Or can you?
I always thought of George H. W. Bush as a bit sad, a bit weak, more than a bit effete, but again, he was the President of the United States. I disagreed with so much of what he stood for. I didn’t at all like the fact that he had flip-flopped so majorly on something so important to so many people: a woman’s right to choose. Back when he was Ronald Reagan’s opponent in 1980, he was definitely an old-school conservative about abortion and more directly, about the size of government. He supported the right of a woman to choose the course of her own biology—until Ronald Reagan chose him as a running mate. Then he sold out his ideologies in favor of political gain. But still, he was Vice President of the United States, and then POTUS. And you have to respect that.
Or do you?
George W. Bush, on the other hand, does not feel like my President. He never won the election, he just outdistanced the losing. Thanks to “activist judges”, he got to be president because the voting process itself was deemed undeserving of Due Process. That he’s colossally inept and barely scraping by intellectually on the general ineptitude and/or unwillingness of the populace to look behind the curtain of obviousness and literalism to find deeper truth, is just the acrid icing on the caustic cake.
Prior to 9/11 (that’s 11/9 to you non-Americans), I had a bias against Bush, but I spent the smallest amount of time, at least, wondering if there were any upsides to the things he did. Post 11/9 (that’s 9/11 to you provinicial Americans), it all just fell apart. The wheels came off the wagon when he squandered the feeling of national unity in favor of a self-serving jingoism that served no one but his own friends, at the cost of over 10,000 lives so far. There is no upside.
I can’t say for sure that if Bush wins the election—if he even allows an election—that I’ll think of him as a legitimate keeper of the Oval Office. He has an incumbant—and Incumbant’s—advantage that he didn’t earn in the first place.
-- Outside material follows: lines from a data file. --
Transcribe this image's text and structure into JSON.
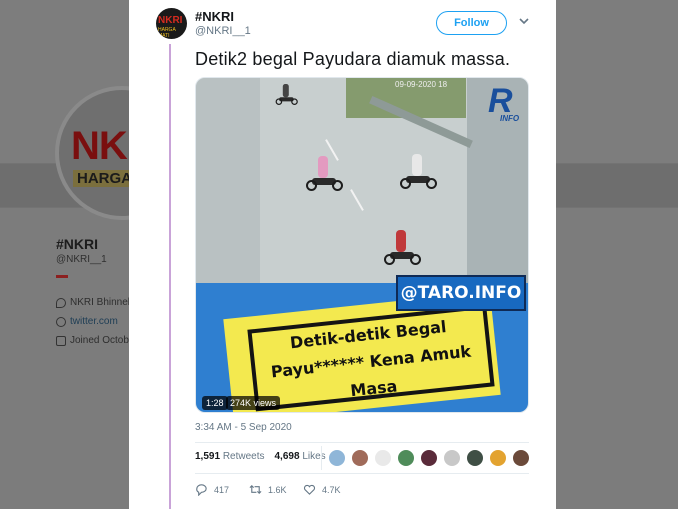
{
  "background_profile": {
    "avatar_text_top": "NKRI",
    "avatar_text_bottom": "HARGA",
    "display_name": "#NKRI",
    "handle": "@NKRI__1",
    "location": "NKRI Bhinnek",
    "website": "twitter.com",
    "joined": "Joined Octobe"
  },
  "tweet": {
    "author": {
      "display_name": "#NKRI",
      "handle": "@NKRI__1",
      "avatar_text": "NKRI",
      "avatar_subtext": "HARGA MATI"
    },
    "follow_label": "Follow",
    "text": "Detik2 begal Payudara diamuk massa.",
    "media": {
      "video_timestamp": "09-09-2020 18",
      "watermark_logo": "R",
      "watermark_sub": "INFO",
      "site_tag": "@TARO.INFO",
      "caption_line1": "Detik-detik Begal",
      "caption_line2": "Payu****** Kena Amuk",
      "caption_line3": "Masa",
      "duration": "1:28",
      "views": "274K views"
    },
    "time": "3:34 AM - 5 Sep 2020",
    "retweets_count": "1,591",
    "retweets_label": "Retweets",
    "likes_count": "4,698",
    "likes_label": "Likes",
    "liker_colors": [
      "#8fb6d8",
      "#a06b5a",
      "#e9e9e9",
      "#4f8c5a",
      "#5a2b3a",
      "#c8c8c8",
      "#3f4f45",
      "#e3a330",
      "#6b4a3a"
    ],
    "actions": {
      "replies": "417",
      "retweets": "1.6K",
      "likes": "4.7K"
    }
  }
}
I suppose we’ll know when we know.
While I have every faith that John Kerry will win this November’s election (assuming Bush allows ones) fair and square and will make an excellent POTUS, I sadly, depressingly, fully expect those on the Right will continue to screech and screed and equivocate about the so-called equivalence of liberalism and “evil”. I feel uncomfortably certain that they will abandon their so-called patriotism and say that “John Kerry is not my President!”
I’m of the mind that they’ll pile on his every effort, they’ll commit either-or fallacy after either-or fallacy (like they’re doing already), they’ll drag him down and then they’ll blame him for failure.
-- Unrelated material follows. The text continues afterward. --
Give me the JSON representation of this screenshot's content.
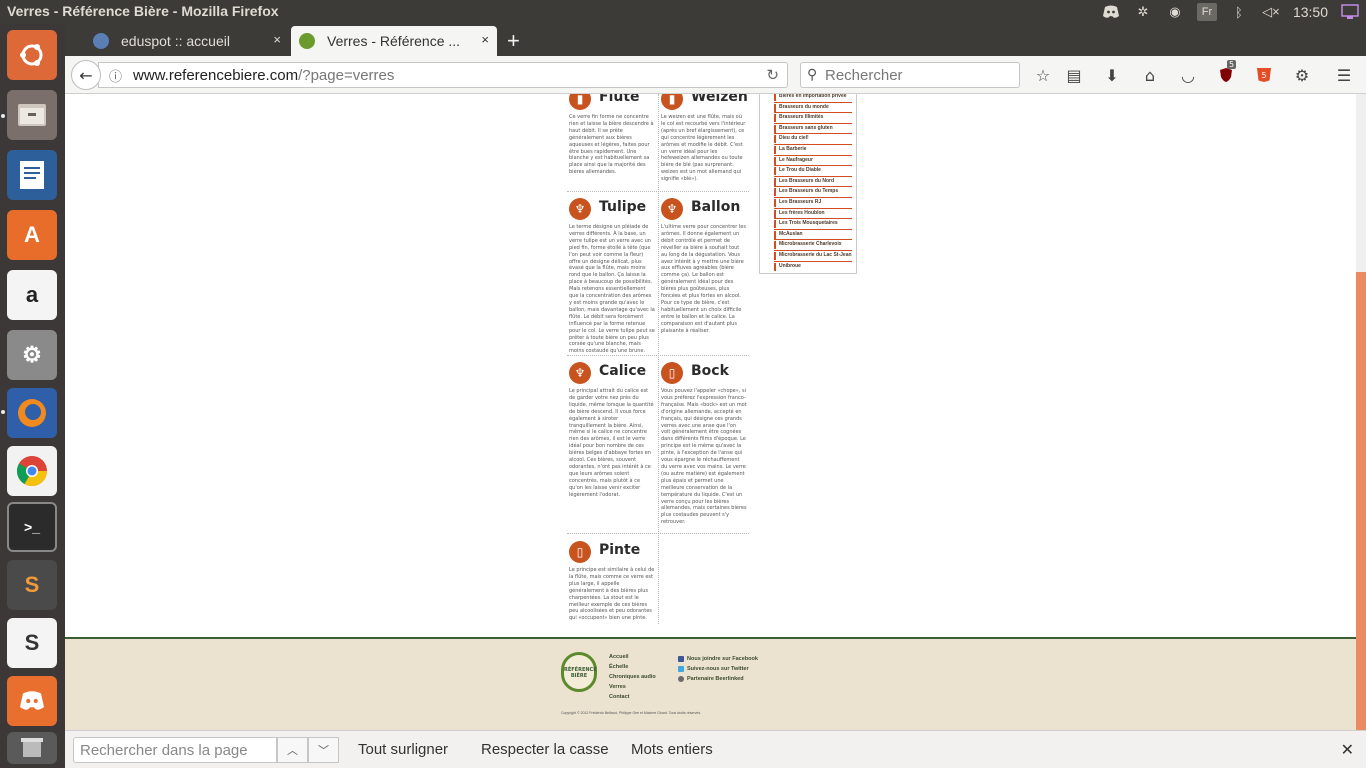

As an American—hell, as a human being—I have an almost obsequious respect for the Office of the President of the United States.
Will the Right, when John Kerry is Our President?